## PROBLEM TO SOLVE
Would it be possible to write out each entry below exactly, without the pictures?

## DATA IN THIS EXERCISE
····················
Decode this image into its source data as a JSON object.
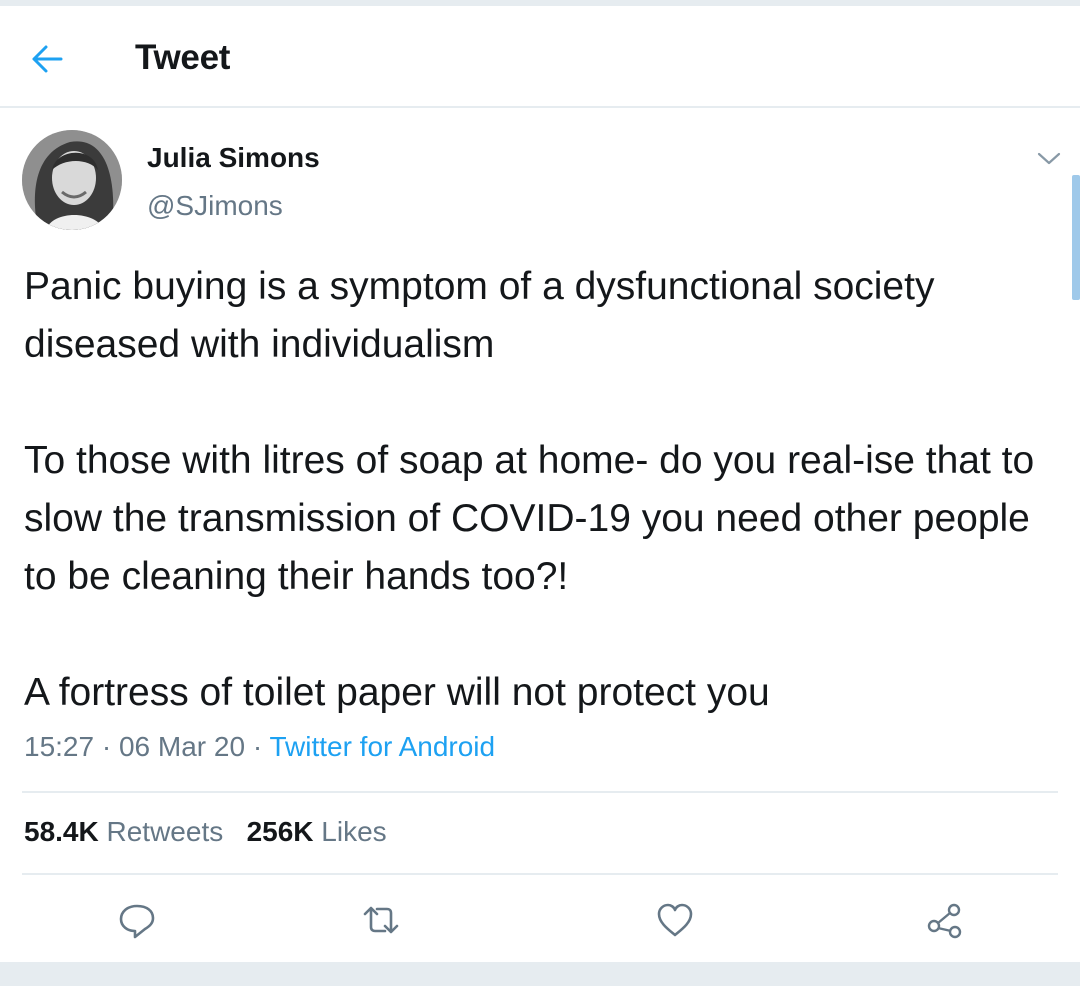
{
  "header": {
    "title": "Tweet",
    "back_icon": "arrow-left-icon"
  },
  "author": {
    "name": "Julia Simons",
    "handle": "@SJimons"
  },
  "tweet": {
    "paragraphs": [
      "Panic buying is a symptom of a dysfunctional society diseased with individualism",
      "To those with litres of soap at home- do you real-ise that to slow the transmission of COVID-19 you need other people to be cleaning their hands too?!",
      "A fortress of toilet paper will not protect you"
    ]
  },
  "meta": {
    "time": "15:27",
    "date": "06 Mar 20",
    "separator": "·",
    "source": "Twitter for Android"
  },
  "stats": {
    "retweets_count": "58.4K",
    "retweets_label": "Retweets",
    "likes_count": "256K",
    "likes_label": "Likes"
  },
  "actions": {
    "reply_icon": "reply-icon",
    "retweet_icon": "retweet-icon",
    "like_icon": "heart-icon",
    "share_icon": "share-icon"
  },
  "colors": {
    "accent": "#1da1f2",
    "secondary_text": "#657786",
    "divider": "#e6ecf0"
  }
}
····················
## THE COMPLETED TASK
Decode this image into its source data as a JSON object.
{
  "header": {
    "title": "Tweet",
    "back_icon": "arrow-left-icon"
  },
  "author": {
    "name": "Julia Simons",
    "handle": "@SJimons"
  },
  "tweet": {
    "paragraphs": [
      "Panic buying is a symptom of a dysfunctional society diseased with individualism",
      "To those with litres of soap at home- do you real-ise that to slow the transmission of COVID-19 you need other people to be cleaning their hands too?!",
      "A fortress of toilet paper will not protect you"
    ]
  },
  "meta": {
    "time": "15:27",
    "date": "06 Mar 20",
    "separator": "·",
    "source": "Twitter for Android"
  },
  "stats": {
    "retweets_count": "58.4K",
    "retweets_label": "Retweets",
    "likes_count": "256K",
    "likes_label": "Likes"
  },
  "actions": {
    "reply_icon": "reply-icon",
    "retweet_icon": "retweet-icon",
    "like_icon": "heart-icon",
    "share_icon": "share-icon"
  },
  "colors": {
    "accent": "#1da1f2",
    "secondary_text": "#657786",
    "divider": "#e6ecf0"
  }
}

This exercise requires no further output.